▸ EXERCISE
Nothing is to be left out: repeat every entry exactly as given.

THE DATA section start

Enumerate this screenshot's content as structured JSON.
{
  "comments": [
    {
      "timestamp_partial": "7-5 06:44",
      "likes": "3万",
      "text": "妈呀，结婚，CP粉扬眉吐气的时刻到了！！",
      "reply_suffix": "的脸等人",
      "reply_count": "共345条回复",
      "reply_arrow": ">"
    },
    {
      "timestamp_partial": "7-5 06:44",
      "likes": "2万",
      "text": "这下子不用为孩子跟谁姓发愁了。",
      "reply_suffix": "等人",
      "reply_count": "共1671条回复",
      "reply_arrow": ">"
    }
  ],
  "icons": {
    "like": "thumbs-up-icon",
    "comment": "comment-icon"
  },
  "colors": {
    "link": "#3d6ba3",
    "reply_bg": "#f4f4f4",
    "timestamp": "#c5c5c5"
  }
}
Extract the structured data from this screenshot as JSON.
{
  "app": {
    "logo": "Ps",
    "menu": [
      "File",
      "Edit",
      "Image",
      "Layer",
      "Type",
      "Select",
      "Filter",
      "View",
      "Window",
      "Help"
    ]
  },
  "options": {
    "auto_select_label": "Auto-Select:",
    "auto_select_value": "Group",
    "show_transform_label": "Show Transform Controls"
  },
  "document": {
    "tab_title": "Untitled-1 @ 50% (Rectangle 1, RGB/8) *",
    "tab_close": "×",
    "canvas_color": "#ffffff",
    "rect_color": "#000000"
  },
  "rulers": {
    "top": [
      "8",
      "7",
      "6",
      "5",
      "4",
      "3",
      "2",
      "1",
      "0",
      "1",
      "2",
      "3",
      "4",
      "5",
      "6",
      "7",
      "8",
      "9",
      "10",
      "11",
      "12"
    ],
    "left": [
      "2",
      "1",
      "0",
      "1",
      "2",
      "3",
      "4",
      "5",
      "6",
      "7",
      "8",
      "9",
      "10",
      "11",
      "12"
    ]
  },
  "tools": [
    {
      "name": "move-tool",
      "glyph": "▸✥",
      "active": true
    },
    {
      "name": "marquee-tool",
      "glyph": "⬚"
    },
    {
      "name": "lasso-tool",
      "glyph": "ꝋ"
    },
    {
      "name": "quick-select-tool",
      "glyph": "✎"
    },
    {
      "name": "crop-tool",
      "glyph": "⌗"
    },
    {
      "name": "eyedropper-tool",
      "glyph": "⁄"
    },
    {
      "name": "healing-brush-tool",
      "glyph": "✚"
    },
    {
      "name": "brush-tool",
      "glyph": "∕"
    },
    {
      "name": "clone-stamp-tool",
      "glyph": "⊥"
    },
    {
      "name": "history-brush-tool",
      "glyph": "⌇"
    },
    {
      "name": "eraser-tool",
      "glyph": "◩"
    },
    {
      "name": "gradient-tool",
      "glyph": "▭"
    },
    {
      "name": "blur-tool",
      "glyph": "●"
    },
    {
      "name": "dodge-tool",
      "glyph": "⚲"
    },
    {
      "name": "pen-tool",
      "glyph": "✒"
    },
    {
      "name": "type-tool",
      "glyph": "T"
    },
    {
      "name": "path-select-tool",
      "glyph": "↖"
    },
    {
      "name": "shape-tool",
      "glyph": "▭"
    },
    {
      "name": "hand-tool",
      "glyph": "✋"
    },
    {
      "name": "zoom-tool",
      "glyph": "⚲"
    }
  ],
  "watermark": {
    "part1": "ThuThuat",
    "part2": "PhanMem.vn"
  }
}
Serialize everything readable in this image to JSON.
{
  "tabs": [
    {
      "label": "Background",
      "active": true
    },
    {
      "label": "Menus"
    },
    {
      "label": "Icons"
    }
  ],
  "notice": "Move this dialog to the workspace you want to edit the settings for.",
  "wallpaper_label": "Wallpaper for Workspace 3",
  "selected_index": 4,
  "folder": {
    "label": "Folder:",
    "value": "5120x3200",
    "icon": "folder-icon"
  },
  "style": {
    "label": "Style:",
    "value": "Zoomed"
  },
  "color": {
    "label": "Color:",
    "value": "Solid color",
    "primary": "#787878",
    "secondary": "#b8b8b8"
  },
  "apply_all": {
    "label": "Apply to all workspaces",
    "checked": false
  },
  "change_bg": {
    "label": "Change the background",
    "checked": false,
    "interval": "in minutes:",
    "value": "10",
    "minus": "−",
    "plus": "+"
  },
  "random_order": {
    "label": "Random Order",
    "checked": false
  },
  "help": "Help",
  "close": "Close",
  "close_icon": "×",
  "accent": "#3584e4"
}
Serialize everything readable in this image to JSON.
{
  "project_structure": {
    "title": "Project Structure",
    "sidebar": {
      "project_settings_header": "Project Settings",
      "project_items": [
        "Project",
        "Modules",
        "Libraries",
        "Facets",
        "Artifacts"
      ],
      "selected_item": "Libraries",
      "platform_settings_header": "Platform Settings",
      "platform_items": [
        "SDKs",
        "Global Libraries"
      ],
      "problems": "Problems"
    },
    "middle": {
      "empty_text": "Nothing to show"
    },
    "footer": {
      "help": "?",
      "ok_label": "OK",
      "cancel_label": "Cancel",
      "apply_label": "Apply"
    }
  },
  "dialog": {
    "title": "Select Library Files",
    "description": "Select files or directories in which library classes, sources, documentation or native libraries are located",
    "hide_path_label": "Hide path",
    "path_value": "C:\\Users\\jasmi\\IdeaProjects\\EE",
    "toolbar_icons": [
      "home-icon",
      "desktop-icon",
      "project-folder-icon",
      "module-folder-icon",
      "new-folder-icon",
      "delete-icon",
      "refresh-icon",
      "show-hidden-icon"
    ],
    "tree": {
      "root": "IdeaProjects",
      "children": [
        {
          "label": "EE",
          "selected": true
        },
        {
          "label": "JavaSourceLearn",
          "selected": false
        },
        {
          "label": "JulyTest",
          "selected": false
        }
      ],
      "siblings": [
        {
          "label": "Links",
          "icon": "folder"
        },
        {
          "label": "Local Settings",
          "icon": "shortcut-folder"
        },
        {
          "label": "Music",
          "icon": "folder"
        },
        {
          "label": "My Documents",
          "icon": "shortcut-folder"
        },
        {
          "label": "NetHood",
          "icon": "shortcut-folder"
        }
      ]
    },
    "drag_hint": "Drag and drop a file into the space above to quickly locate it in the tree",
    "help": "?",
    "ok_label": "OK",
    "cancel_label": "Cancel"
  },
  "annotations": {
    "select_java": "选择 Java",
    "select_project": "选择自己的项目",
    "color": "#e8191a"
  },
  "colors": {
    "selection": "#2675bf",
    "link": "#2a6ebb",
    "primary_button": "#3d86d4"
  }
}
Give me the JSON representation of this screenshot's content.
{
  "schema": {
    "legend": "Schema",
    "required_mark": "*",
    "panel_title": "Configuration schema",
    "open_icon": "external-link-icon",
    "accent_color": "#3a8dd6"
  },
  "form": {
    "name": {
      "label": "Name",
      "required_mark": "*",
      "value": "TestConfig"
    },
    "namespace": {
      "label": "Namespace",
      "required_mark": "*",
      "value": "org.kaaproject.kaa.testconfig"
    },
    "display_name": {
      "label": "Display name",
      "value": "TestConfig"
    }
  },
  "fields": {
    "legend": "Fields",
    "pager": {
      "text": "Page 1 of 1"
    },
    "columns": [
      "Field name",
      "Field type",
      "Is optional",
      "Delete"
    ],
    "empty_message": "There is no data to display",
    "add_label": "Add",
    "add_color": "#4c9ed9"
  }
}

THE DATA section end

▸ EXERCISE ANSWER
Enumerate this screenshot's content as structured JSON.
{
  "comments": [
    {
      "timestamp_partial": "7-5 06:44",
      "likes": "3万",
      "text": "妈呀，结婚，CP粉扬眉吐气的时刻到了！！",
      "reply_suffix": "的脸等人",
      "reply_count": "共345条回复",
      "reply_arrow": ">"
    },
    {
      "timestamp_partial": "7-5 06:44",
      "likes": "2万",
      "text": "这下子不用为孩子跟谁姓发愁了。",
      "reply_suffix": "等人",
      "reply_count": "共1671条回复",
      "reply_arrow": ">"
    }
  ],
  "icons": {
    "like": "thumbs-up-icon",
    "comment": "comment-icon"
  },
  "colors": {
    "link": "#3d6ba3",
    "reply_bg": "#f4f4f4",
    "timestamp": "#c5c5c5"
  }
}
Extract the structured data from this screenshot as JSON.
{
  "app": {
    "logo": "Ps",
    "menu": [
      "File",
      "Edit",
      "Image",
      "Layer",
      "Type",
      "Select",
      "Filter",
      "View",
      "Window",
      "Help"
    ]
  },
  "options": {
    "auto_select_label": "Auto-Select:",
    "auto_select_value": "Group",
    "show_transform_label": "Show Transform Controls"
  },
  "document": {
    "tab_title": "Untitled-1 @ 50% (Rectangle 1, RGB/8) *",
    "tab_close": "×",
    "canvas_color": "#ffffff",
    "rect_color": "#000000"
  },
  "rulers": {
    "top": [
      "8",
      "7",
      "6",
      "5",
      "4",
      "3",
      "2",
      "1",
      "0",
      "1",
      "2",
      "3",
      "4",
      "5",
      "6",
      "7",
      "8",
      "9",
      "10",
      "11",
      "12"
    ],
    "left": [
      "2",
      "1",
      "0",
      "1",
      "2",
      "3",
      "4",
      "5",
      "6",
      "7",
      "8",
      "9",
      "10",
      "11",
      "12"
    ]
  },
  "tools": [
    {
      "name": "move-tool",
      "glyph": "▸✥",
      "active": true
    },
    {
      "name": "marquee-tool",
      "glyph": "⬚"
    },
    {
      "name": "lasso-tool",
      "glyph": "ꝋ"
    },
    {
      "name": "quick-select-tool",
      "glyph": "✎"
    },
    {
      "name": "crop-tool",
      "glyph": "⌗"
    },
    {
      "name": "eyedropper-tool",
      "glyph": "⁄"
    },
    {
      "name": "healing-brush-tool",
      "glyph": "✚"
    },
    {
      "name": "brush-tool",
      "glyph": "∕"
    },
    {
      "name": "clone-stamp-tool",
      "glyph": "⊥"
    },
    {
      "name": "history-brush-tool",
      "glyph": "⌇"
    },
    {
      "name": "eraser-tool",
      "glyph": "◩"
    },
    {
      "name": "gradient-tool",
      "glyph": "▭"
    },
    {
      "name": "blur-tool",
      "glyph": "●"
    },
    {
      "name": "dodge-tool",
      "glyph": "⚲"
    },
    {
      "name": "pen-tool",
      "glyph": "✒"
    },
    {
      "name": "type-tool",
      "glyph": "T"
    },
    {
      "name": "path-select-tool",
      "glyph": "↖"
    },
    {
      "name": "shape-tool",
      "glyph": "▭"
    },
    {
      "name": "hand-tool",
      "glyph": "✋"
    },
    {
      "name": "zoom-tool",
      "glyph": "⚲"
    }
  ],
  "watermark": {
    "part1": "ThuThuat",
    "part2": "PhanMem.vn"
  }
}
Serialize everything readable in this image to JSON.
{
  "tabs": [
    {
      "label": "Background",
      "active": true
    },
    {
      "label": "Menus"
    },
    {
      "label": "Icons"
    }
  ],
  "notice": "Move this dialog to the workspace you want to edit the settings for.",
  "wallpaper_label": "Wallpaper for Workspace 3",
  "selected_index": 4,
  "folder": {
    "label": "Folder:",
    "value": "5120x3200",
    "icon": "folder-icon"
  },
  "style": {
    "label": "Style:",
    "value": "Zoomed"
  },
  "color": {
    "label": "Color:",
    "value": "Solid color",
    "primary": "#787878",
    "secondary": "#b8b8b8"
  },
  "apply_all": {
    "label": "Apply to all workspaces",
    "checked": false
  },
  "change_bg": {
    "label": "Change the background",
    "checked": false,
    "interval": "in minutes:",
    "value": "10",
    "minus": "−",
    "plus": "+"
  },
  "random_order": {
    "label": "Random Order",
    "checked": false
  },
  "help": "Help",
  "close": "Close",
  "close_icon": "×",
  "accent": "#3584e4"
}
Serialize everything readable in this image to JSON.
{
  "project_structure": {
    "title": "Project Structure",
    "sidebar": {
      "project_settings_header": "Project Settings",
      "project_items": [
        "Project",
        "Modules",
        "Libraries",
        "Facets",
        "Artifacts"
      ],
      "selected_item": "Libraries",
      "platform_settings_header": "Platform Settings",
      "platform_items": [
        "SDKs",
        "Global Libraries"
      ],
      "problems": "Problems"
    },
    "middle": {
      "empty_text": "Nothing to show"
    },
    "footer": {
      "help": "?",
      "ok_label": "OK",
      "cancel_label": "Cancel",
      "apply_label": "Apply"
    }
  },
  "dialog": {
    "title": "Select Library Files",
    "description": "Select files or directories in which library classes, sources, documentation or native libraries are located",
    "hide_path_label": "Hide path",
    "path_value": "C:\\Users\\jasmi\\IdeaProjects\\EE",
    "toolbar_icons": [
      "home-icon",
      "desktop-icon",
      "project-folder-icon",
      "module-folder-icon",
      "new-folder-icon",
      "delete-icon",
      "refresh-icon",
      "show-hidden-icon"
    ],
    "tree": {
      "root": "IdeaProjects",
      "children": [
        {
          "label": "EE",
          "selected": true
        },
        {
          "label": "JavaSourceLearn",
          "selected": false
        },
        {
          "label": "JulyTest",
          "selected": false
        }
      ],
      "siblings": [
        {
          "label": "Links",
          "icon": "folder"
        },
        {
          "label": "Local Settings",
          "icon": "shortcut-folder"
        },
        {
          "label": "Music",
          "icon": "folder"
        },
        {
          "label": "My Documents",
          "icon": "shortcut-folder"
        },
        {
          "label": "NetHood",
          "icon": "shortcut-folder"
        }
      ]
    },
    "drag_hint": "Drag and drop a file into the space above to quickly locate it in the tree",
    "help": "?",
    "ok_label": "OK",
    "cancel_label": "Cancel"
  },
  "annotations": {
    "select_java": "选择 Java",
    "select_project": "选择自己的项目",
    "color": "#e8191a"
  },
  "colors": {
    "selection": "#2675bf",
    "link": "#2a6ebb",
    "primary_button": "#3d86d4"
  }
}
Give me the JSON representation of this screenshot's content.
{
  "schema": {
    "legend": "Schema",
    "required_mark": "*",
    "panel_title": "Configuration schema",
    "open_icon": "external-link-icon",
    "accent_color": "#3a8dd6"
  },
  "form": {
    "name": {
      "label": "Name",
      "required_mark": "*",
      "value": "TestConfig"
    },
    "namespace": {
      "label": "Namespace",
      "required_mark": "*",
      "value": "org.kaaproject.kaa.testconfig"
    },
    "display_name": {
      "label": "Display name",
      "value": "TestConfig"
    }
  },
  "fields": {
    "legend": "Fields",
    "pager": {
      "text": "Page 1 of 1"
    },
    "columns": [
      "Field name",
      "Field type",
      "Is optional",
      "Delete"
    ],
    "empty_message": "There is no data to display",
    "add_label": "Add",
    "add_color": "#4c9ed9"
  }
}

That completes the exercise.